[Data excerpts]
§

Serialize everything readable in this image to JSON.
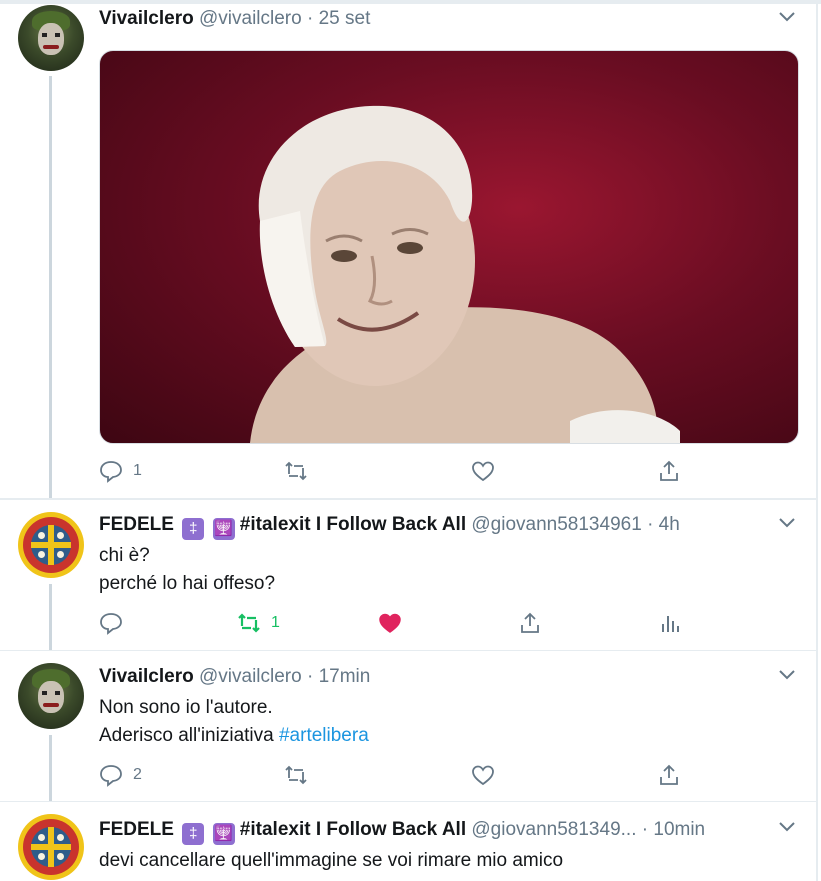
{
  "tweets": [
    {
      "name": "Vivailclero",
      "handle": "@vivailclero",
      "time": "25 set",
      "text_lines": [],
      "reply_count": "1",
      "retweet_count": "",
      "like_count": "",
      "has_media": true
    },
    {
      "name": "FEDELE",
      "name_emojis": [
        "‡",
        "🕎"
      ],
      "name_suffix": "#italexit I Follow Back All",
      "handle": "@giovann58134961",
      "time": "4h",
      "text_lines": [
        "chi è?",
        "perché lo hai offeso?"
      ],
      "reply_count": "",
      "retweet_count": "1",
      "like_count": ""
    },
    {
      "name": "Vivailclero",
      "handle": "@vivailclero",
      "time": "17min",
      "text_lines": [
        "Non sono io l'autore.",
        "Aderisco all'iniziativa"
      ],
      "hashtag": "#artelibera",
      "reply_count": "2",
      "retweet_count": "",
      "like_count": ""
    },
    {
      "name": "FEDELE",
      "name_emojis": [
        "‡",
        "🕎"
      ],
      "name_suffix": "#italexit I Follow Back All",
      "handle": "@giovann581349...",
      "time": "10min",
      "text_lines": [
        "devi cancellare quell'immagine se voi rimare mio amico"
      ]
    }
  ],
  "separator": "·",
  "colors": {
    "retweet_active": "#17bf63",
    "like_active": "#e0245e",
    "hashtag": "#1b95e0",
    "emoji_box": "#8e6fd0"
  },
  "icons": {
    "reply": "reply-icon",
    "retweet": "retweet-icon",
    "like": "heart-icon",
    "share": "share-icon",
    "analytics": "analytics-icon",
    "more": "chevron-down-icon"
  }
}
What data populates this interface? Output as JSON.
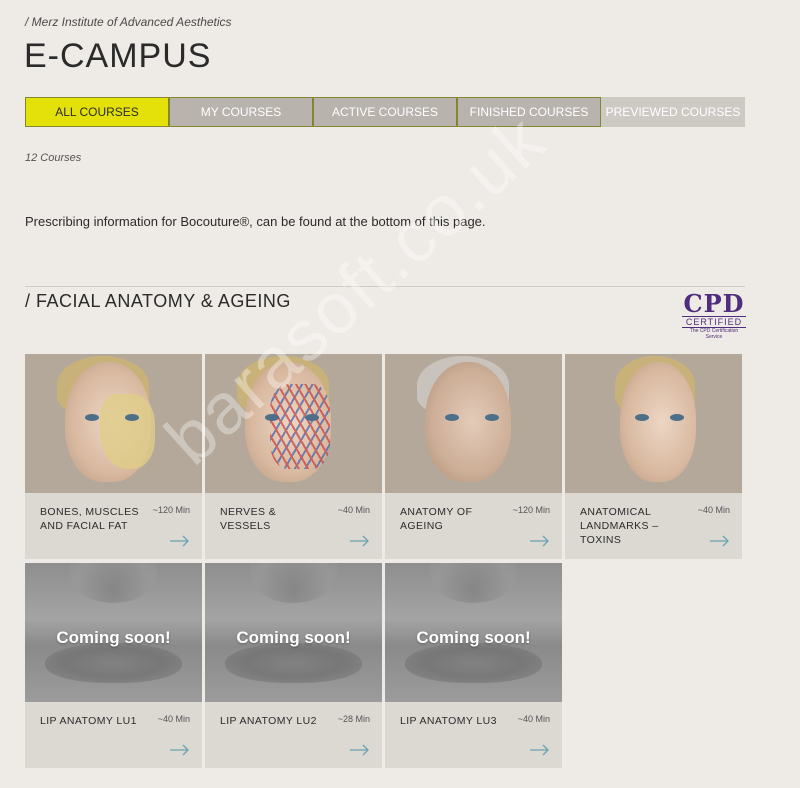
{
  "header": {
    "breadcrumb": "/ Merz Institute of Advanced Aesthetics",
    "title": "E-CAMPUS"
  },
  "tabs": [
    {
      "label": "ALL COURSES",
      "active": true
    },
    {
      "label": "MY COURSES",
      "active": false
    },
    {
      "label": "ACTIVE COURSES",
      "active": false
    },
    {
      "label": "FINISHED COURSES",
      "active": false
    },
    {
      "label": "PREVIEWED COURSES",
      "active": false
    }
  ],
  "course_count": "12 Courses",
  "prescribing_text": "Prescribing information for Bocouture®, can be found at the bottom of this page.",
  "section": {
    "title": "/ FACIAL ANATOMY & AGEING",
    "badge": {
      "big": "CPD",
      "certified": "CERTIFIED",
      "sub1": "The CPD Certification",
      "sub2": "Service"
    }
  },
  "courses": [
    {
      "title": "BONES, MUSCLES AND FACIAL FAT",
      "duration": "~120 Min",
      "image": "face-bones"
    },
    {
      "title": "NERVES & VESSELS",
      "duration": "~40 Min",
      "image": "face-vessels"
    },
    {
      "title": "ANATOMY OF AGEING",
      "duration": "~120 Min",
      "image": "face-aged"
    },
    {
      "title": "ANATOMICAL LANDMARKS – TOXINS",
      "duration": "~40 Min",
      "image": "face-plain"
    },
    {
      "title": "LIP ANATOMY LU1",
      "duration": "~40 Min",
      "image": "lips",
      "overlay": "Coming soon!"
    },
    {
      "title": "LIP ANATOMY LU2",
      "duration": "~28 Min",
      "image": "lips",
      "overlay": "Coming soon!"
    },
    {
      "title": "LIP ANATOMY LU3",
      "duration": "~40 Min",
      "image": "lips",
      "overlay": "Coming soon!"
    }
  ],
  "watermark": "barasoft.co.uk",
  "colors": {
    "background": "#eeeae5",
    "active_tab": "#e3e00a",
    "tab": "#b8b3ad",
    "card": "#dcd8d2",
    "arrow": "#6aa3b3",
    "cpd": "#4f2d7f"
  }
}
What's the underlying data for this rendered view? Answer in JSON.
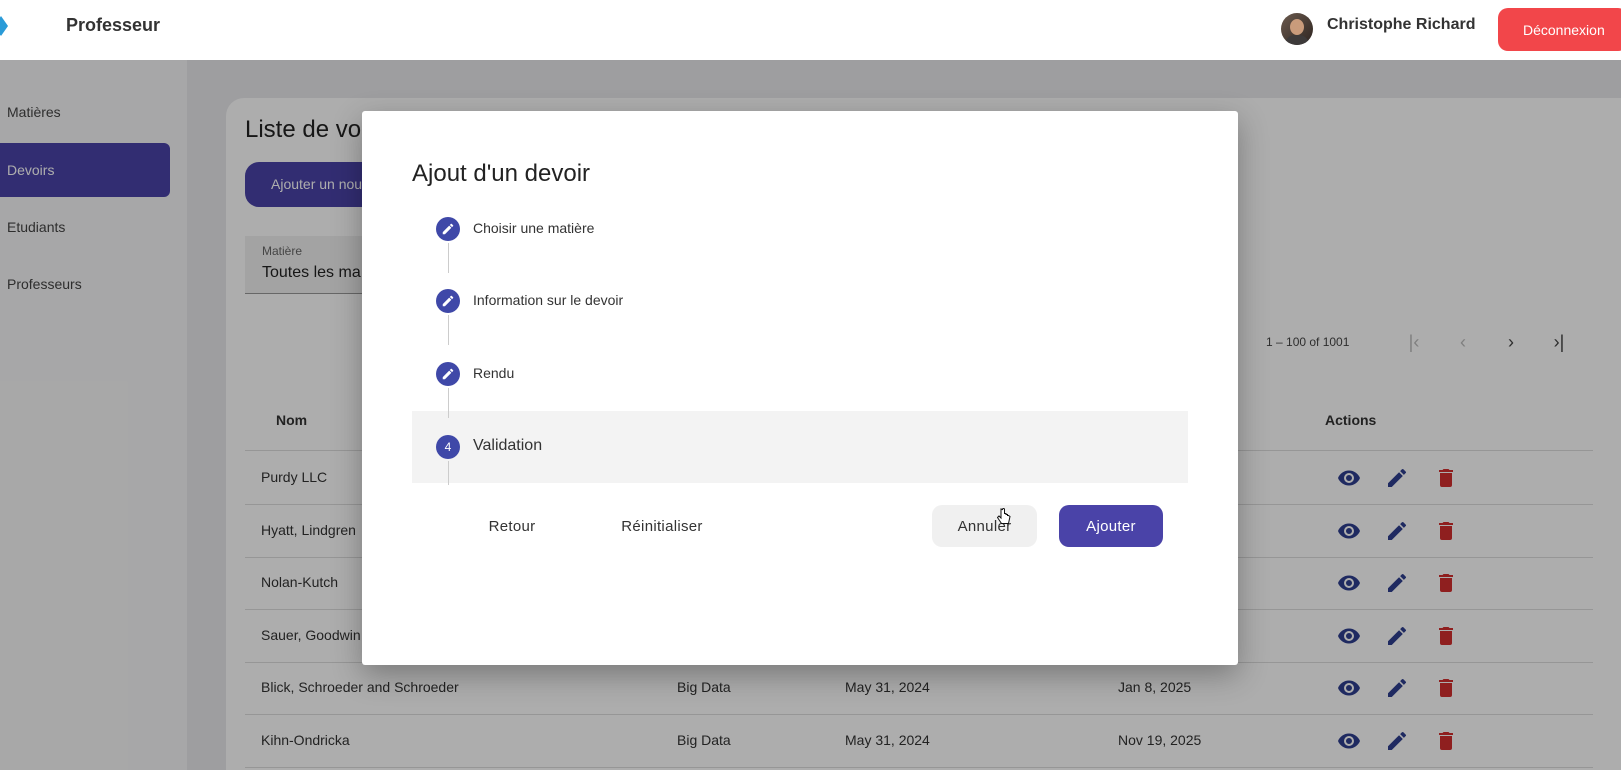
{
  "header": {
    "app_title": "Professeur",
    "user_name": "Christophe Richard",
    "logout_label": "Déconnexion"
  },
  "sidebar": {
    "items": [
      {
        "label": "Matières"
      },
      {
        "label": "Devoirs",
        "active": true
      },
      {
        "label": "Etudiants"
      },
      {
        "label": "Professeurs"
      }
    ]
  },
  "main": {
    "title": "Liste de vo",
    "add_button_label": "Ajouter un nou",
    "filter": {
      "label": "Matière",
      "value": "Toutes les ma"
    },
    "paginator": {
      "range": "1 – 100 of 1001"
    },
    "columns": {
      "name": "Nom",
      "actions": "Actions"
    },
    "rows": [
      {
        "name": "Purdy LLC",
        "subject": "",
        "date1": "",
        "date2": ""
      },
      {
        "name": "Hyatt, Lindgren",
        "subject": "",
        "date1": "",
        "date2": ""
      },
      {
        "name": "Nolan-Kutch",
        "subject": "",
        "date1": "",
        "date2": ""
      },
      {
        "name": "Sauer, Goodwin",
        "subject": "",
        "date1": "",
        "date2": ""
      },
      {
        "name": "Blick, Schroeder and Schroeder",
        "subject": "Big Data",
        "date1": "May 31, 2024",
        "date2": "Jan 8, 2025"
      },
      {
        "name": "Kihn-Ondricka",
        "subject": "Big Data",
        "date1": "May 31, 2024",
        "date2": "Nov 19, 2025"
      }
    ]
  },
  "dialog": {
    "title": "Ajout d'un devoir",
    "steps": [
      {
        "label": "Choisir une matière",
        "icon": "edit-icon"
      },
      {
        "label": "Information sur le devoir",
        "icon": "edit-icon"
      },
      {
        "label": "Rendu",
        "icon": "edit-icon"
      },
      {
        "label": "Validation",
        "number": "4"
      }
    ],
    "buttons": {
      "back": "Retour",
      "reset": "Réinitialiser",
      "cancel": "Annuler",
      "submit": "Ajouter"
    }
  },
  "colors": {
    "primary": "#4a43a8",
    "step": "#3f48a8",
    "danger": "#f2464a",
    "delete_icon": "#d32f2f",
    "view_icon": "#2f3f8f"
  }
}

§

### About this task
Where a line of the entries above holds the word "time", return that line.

### Result
      "time": "25 set",
      "time": "4h",
      "time": "17min",
      "time": "10min",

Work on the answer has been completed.